“The bill should not be too difficult to get passed because it doesn’t cost the state a cent, but nonetheless we have been facing the bureaucratic state policies,” said Rosenthal.
The campaign has two major partners, Students for a Just and Stable Future, and the Massachusetts Council of Churches, as well as many other sponsors, said Altemose.
The religious community became more involved over the summer, Altemose said, when Massachusetts Climate Summer students traveled the state on bicycles raising awareness about the climate crisis and churches provided spaces for them to sleep.
Students involved in the Leadership Campaign are used to looking for spaces to sleep – they routinely hold “sleep-outs” where members pitch tents, bring sleeping bags, and sleep outside on public places like the Boston Common and Amherst Common.
“Sleeping out acts as a dual system of refusing to sleep in dorms and apartments powered by electricity and serves as an act of solidarity with the millions of people in the world who have been and will be affected by global climatic disruption,” said Rosenthal.
They took the name of the sleep-outs from the sit-ins held during the Civil Rights Movement, said Rosenthal.
“Direct action is a core feature of any social movement,” said Rosenthal. It’s using our bodies as the most basic tool we have to fight the status quo.”
The “status quo” has fought back against the sleep-outs, however.

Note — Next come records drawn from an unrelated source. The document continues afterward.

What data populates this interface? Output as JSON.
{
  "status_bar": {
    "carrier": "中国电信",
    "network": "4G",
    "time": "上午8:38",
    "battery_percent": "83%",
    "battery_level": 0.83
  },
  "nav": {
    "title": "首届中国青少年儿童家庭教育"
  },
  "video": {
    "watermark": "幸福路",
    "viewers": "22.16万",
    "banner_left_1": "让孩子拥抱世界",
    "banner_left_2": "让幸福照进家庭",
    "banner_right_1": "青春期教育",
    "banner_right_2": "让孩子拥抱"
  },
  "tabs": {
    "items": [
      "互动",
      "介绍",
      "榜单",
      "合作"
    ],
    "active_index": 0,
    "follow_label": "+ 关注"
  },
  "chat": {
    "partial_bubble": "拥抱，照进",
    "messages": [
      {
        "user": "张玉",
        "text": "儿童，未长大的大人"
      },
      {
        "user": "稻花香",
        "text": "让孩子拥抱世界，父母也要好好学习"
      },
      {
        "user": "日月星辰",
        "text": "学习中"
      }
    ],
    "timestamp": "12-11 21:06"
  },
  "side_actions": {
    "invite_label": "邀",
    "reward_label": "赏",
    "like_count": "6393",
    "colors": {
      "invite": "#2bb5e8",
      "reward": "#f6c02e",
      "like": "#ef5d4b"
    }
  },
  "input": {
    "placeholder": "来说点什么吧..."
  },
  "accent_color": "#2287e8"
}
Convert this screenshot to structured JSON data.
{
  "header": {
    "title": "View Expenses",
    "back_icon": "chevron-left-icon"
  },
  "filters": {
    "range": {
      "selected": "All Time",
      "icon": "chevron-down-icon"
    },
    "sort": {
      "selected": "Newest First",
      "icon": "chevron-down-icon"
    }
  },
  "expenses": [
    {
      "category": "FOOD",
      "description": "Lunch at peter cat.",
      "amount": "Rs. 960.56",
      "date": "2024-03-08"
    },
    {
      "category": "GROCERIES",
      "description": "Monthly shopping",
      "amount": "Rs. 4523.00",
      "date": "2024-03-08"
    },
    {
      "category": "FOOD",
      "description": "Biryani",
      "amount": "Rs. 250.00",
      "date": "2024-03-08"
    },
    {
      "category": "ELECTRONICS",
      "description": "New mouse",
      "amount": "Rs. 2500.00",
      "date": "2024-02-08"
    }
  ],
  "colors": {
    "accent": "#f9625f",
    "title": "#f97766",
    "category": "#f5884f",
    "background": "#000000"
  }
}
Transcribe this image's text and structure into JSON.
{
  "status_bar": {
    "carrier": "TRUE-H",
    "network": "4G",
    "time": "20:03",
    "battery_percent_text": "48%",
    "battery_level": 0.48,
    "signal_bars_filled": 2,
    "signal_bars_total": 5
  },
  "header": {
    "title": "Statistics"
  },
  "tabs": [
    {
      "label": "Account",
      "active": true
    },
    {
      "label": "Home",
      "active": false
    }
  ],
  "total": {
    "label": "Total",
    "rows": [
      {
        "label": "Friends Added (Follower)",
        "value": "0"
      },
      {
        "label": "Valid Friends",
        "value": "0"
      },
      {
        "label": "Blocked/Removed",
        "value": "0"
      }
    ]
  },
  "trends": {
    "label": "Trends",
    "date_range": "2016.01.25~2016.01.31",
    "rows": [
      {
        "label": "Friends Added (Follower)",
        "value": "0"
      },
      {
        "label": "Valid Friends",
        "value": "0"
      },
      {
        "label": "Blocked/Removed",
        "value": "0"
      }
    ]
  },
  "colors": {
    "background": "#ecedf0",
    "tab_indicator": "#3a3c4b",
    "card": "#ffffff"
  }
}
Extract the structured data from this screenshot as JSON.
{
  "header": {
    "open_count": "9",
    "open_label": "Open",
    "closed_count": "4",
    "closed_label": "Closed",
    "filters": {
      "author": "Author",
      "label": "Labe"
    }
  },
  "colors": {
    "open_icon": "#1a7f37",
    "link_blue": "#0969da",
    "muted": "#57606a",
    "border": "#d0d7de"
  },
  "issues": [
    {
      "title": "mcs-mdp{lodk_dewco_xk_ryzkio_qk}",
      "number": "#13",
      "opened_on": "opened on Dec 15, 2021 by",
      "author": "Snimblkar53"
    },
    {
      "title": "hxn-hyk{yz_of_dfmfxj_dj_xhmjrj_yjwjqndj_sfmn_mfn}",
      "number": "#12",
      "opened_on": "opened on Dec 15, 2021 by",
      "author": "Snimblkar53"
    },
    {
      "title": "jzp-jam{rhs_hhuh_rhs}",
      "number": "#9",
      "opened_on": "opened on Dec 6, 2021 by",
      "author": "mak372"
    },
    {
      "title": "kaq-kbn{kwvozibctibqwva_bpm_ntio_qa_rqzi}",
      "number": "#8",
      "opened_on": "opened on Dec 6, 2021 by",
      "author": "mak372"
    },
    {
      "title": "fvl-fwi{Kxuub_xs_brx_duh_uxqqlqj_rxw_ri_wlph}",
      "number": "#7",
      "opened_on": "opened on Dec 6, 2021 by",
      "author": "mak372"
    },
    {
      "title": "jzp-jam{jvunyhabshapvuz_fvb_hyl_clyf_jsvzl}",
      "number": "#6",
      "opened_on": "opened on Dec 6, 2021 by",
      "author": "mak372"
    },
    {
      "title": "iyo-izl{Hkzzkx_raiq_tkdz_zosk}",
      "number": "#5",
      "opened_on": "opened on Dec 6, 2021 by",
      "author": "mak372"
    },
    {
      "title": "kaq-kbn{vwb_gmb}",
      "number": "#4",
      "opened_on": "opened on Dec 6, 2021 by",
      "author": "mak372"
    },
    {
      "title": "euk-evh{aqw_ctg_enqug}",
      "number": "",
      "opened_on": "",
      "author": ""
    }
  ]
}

When the group slept out weekly in Boston Common last fall, they were cited for trespassing.
“We were woken up every night in the middle of the night by police cars coming into Boston Common, ” said Rosenthal.
Veronica Gassert attended a sleep-out at Boston Common this past fall where she received a citation from the Boston Police for being on the common past 11 p.m., when it closes.
She said that the National Lawyers Guild worked with the Leadership Campaign to negotiate a deal in court. Sleep-out attendees went to a hearing, where they were ordered to pay a $50 fine per citation, Gassert said.
If the bill for the emergency task force is not passed before Earth Day, April 22, then they plan to sleep-out on Boston Common again and face more serious, possibly criminal charges, Rosenthal said.
But, like for many youth, compromise is not an option.
“I’m sure we will hear a lot about compromise in the coming years, that we need to make our goals more reasonable,” said Rosenthal. “But there cannot be any negotiation, we have to do what is necessary at this point. Physics and chemistry do not compromise.”
A sleep-out, rally and march to the state house was held on Sunday night at Cambridge Common. For more information on the Leadership Campaign and upcoming sleep-outs go here .